::: Material supplied

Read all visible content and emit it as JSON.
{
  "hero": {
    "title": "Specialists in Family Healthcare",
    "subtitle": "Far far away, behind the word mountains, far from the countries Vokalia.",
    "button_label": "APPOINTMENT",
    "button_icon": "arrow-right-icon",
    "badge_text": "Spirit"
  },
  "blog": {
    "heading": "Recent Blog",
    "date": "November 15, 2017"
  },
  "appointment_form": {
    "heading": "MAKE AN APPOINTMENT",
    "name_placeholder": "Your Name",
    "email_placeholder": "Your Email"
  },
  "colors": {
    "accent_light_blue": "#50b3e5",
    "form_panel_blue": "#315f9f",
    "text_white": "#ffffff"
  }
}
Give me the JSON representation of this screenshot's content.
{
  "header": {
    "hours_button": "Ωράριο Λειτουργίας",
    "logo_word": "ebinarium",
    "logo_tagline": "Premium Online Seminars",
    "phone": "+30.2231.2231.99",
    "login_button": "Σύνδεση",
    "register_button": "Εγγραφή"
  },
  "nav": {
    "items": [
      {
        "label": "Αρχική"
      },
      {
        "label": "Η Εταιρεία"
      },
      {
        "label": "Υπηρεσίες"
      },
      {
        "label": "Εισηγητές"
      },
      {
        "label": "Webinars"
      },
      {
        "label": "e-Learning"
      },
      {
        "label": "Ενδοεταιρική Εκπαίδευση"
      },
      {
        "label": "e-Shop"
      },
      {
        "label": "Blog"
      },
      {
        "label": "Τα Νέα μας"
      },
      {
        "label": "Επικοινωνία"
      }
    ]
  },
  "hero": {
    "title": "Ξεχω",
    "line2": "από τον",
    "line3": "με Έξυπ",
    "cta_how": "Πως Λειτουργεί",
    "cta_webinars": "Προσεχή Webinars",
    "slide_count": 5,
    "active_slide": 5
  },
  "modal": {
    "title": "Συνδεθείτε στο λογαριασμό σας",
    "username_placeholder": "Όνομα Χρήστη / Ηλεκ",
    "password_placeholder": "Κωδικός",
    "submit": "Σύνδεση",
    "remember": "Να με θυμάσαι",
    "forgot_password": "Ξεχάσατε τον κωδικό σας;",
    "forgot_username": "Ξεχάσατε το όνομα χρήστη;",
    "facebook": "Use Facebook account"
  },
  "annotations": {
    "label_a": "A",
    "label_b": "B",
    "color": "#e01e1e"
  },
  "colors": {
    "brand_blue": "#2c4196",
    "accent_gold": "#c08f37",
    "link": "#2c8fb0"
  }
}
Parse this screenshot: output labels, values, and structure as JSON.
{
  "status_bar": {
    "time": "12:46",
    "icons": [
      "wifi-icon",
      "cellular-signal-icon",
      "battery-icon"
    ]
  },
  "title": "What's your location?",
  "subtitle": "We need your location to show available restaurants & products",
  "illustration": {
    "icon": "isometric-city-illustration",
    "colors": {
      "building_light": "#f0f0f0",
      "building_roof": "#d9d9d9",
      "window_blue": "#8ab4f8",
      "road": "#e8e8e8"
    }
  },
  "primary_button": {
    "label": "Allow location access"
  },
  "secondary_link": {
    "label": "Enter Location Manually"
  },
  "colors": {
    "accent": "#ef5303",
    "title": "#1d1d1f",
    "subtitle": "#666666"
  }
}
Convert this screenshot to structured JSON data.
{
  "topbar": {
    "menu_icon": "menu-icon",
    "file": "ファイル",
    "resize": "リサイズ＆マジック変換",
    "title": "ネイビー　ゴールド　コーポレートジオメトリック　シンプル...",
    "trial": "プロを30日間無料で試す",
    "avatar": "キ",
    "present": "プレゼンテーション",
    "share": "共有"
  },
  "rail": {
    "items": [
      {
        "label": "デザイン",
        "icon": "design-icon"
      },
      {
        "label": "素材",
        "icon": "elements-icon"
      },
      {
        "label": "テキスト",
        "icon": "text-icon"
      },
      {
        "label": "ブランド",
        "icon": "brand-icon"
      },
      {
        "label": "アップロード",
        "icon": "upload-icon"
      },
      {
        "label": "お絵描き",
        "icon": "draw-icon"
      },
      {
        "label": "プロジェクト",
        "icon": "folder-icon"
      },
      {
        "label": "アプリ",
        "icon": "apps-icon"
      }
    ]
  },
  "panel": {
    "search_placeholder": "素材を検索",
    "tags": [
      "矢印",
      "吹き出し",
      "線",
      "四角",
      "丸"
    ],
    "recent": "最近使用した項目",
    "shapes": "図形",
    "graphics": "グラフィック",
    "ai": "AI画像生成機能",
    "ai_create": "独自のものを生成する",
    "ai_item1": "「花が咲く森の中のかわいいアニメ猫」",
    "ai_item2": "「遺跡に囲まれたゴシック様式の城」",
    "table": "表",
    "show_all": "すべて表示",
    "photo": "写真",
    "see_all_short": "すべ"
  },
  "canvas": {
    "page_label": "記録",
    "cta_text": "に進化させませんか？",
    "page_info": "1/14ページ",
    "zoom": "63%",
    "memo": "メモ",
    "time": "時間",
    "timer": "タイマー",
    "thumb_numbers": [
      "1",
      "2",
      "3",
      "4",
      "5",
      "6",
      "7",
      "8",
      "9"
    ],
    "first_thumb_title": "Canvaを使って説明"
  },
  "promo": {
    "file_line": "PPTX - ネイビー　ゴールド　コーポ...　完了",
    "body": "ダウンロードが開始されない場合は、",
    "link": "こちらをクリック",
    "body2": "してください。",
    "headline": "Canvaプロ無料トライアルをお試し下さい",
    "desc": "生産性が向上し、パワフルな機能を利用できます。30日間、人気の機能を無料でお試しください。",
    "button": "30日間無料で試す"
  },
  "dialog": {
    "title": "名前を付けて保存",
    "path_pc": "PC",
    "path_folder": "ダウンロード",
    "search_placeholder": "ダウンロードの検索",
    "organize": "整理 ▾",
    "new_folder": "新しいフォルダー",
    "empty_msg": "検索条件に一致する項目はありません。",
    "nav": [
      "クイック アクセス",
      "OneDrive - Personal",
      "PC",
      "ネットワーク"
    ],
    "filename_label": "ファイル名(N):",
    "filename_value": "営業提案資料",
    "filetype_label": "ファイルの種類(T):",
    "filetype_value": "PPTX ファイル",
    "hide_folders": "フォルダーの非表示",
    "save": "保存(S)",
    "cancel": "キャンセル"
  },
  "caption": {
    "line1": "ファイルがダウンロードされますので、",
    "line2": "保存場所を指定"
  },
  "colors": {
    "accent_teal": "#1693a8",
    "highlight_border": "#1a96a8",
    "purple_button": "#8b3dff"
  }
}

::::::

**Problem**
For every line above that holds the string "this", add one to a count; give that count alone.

**Exercise output**
3